■ **WHAT NEEDS TO BE DONE**
Below are the records; copy out every line that holds the word "with".

PROVIDED INFORMATION START

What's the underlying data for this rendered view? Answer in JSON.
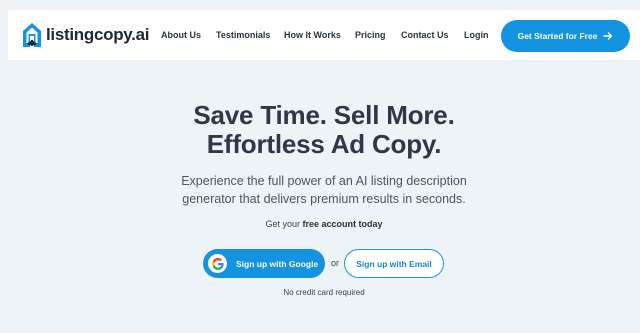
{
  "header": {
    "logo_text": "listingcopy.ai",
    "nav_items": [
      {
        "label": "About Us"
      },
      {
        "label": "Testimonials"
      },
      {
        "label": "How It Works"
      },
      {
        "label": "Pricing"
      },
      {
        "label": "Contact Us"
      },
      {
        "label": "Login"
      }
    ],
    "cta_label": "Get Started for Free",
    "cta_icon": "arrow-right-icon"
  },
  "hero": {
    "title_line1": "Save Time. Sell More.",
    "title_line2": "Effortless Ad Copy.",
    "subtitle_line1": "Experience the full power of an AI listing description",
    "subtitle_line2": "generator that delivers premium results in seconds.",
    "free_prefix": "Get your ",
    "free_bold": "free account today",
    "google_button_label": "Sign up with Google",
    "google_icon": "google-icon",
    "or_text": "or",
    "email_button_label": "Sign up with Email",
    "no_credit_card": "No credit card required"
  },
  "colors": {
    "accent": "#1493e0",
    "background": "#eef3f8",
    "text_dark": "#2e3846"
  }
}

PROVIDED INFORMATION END
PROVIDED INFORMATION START

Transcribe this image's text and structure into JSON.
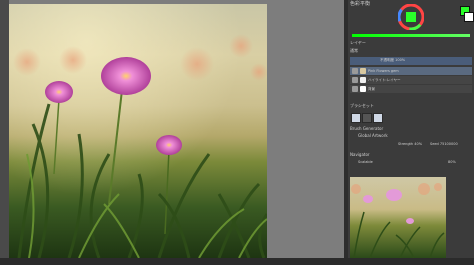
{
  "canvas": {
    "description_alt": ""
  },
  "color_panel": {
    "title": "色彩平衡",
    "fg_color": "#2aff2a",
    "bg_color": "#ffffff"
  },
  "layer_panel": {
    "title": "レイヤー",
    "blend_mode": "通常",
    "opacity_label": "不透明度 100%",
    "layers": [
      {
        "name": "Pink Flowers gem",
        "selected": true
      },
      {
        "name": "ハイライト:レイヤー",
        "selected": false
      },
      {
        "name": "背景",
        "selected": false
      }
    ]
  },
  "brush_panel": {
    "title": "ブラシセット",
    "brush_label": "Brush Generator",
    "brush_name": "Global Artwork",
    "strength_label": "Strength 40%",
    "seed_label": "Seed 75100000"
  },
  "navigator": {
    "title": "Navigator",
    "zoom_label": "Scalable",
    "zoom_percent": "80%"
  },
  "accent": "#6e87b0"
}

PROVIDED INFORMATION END

■ **REPLY TO THE EXERCISE**
    "google_button_label": "Sign up with Google",
    "email_button_label": "Sign up with Email",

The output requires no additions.